“I don’t want the material behind glass all the time.  I want you to be able to experience that material without anything between you and it…. I’ve constructed this wood system so that the glass is off the wall by about an inch and a half.  And that allows the beet papyrus to cast a shadow on the wall and it also allows light to come from behind.  So that’s kindof the idea: room for shadow, no material or frame between you and the surface, and some natural back-lighting as well.” 

We’ve custom built these to Julia’s specs and made them available to purchase through TPG.  Go here if you’d like to find out more>>

Advantages: somewhat protected, illuminated from behind by reflection off the wall, ability to look closely at the texture, indirect light, ideal viewing platform designed by the artist
Disadvantages: not really protected from the air, environmental factors, or light

2. A cheaper alternative would be to use 4 1/4″ magnets on a window or wall.  The most important thing to note here is that it is not ok to use magnets without a buffer between the magnet and the beet papyrus. An easy way to solve this is to buy some adhesive backed felt dots and stick it to the magnets.

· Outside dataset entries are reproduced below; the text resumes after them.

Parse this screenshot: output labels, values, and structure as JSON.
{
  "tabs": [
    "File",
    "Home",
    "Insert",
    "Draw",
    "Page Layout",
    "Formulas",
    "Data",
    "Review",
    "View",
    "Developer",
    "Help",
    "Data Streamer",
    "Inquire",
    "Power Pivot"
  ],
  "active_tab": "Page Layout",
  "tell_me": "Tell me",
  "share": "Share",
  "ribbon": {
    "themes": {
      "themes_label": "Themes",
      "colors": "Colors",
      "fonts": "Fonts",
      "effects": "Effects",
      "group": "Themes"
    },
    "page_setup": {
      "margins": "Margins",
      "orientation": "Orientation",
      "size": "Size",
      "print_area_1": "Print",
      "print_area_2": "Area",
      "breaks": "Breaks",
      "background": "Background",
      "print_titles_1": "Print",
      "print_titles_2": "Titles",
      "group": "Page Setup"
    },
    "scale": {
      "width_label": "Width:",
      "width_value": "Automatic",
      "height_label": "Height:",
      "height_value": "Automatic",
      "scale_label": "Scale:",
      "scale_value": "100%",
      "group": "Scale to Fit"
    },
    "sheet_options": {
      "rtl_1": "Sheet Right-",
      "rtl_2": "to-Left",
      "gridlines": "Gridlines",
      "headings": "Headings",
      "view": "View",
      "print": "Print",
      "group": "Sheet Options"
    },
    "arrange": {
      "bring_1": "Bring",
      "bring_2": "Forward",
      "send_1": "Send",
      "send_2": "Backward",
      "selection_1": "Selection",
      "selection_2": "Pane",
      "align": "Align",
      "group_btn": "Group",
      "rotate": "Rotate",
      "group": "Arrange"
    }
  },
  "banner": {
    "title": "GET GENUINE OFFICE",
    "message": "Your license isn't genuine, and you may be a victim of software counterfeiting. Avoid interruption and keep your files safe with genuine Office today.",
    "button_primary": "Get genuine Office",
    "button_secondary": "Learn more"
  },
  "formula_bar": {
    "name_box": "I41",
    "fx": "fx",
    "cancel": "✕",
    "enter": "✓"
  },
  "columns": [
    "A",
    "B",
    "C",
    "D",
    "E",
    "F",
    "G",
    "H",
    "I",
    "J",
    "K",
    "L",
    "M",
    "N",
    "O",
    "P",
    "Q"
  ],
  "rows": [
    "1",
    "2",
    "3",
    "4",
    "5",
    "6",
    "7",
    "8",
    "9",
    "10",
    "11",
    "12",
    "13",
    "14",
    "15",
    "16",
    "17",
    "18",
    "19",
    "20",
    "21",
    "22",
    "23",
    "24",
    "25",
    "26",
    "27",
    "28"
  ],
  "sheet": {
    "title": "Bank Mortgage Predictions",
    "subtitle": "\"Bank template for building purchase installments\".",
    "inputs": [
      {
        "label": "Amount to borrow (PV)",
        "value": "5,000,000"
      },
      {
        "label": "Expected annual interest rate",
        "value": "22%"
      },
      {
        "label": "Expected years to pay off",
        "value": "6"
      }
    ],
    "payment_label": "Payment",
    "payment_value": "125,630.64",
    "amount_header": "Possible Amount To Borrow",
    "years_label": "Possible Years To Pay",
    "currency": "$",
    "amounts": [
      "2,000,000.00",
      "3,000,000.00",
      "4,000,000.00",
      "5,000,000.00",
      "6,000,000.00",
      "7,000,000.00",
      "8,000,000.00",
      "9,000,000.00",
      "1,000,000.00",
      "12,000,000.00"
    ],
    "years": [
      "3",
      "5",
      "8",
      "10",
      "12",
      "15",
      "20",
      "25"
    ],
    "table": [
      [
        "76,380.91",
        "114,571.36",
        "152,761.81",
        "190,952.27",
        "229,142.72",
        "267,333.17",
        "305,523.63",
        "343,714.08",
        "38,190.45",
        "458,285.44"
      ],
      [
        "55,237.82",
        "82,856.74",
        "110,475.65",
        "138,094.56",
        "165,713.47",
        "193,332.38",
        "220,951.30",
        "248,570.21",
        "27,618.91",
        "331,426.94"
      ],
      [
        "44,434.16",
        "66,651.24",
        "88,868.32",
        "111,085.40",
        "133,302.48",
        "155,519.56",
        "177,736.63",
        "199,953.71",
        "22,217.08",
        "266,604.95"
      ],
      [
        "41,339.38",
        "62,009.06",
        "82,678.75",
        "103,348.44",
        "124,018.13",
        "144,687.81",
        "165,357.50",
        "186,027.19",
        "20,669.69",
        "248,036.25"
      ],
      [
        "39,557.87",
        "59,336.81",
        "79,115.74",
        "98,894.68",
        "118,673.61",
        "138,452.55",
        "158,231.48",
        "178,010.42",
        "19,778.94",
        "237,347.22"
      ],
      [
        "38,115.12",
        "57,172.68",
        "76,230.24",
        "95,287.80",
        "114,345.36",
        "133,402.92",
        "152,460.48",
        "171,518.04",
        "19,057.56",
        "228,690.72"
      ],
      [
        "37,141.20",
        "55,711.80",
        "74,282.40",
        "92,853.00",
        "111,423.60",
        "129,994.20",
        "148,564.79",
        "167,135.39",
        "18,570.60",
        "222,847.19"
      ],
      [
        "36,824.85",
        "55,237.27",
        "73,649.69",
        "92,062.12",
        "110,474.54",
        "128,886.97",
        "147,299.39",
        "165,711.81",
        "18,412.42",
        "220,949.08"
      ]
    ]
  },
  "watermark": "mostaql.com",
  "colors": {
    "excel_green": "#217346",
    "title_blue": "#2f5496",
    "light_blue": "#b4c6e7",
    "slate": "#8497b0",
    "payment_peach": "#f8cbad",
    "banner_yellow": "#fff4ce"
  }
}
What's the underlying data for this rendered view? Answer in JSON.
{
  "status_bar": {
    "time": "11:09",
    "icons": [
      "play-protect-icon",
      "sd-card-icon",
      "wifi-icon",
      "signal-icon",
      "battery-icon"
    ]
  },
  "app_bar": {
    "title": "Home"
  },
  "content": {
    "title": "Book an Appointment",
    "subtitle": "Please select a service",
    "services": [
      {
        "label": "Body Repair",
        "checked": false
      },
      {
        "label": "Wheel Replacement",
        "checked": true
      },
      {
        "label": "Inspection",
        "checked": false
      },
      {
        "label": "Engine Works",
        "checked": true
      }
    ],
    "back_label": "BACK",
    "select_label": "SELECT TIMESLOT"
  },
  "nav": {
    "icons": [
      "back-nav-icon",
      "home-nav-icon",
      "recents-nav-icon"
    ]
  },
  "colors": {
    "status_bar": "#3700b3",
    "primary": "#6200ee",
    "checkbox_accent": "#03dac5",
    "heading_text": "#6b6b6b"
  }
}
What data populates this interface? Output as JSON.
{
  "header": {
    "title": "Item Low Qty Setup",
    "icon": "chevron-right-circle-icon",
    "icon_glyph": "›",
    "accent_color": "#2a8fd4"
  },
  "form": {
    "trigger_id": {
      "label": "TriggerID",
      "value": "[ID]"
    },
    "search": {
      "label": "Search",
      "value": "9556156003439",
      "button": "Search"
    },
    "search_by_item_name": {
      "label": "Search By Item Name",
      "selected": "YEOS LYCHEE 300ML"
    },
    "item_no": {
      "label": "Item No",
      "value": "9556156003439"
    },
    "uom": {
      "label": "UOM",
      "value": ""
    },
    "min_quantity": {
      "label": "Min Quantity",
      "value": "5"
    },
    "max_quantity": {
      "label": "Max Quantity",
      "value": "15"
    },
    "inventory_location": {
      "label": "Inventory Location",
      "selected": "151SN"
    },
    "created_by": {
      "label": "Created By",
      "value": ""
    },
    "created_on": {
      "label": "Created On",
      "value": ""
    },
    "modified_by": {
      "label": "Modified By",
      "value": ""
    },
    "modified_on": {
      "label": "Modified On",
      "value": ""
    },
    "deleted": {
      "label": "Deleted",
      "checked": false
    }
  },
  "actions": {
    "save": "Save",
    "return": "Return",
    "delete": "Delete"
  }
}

If you don’t do this, the magnets will make a hole through the beet papyrus.

Tape the first set of magnets to the window, adhere the felt buffer to both the taped surface of the magnets on the window and to one side of the other magnets.  Place the papyrus, and then position the other set of magnets on top.


Advantages: affordable, easy to do, window illumination
Disadvantages: light may damage the papyrus, no protection, not a long-term solution, depending on tape used

3. Professionally framed: float mounted on archival board, with substantial spacer

Advantages: protected from environment and light, easy to hang
Disadvantages: no illumination from behind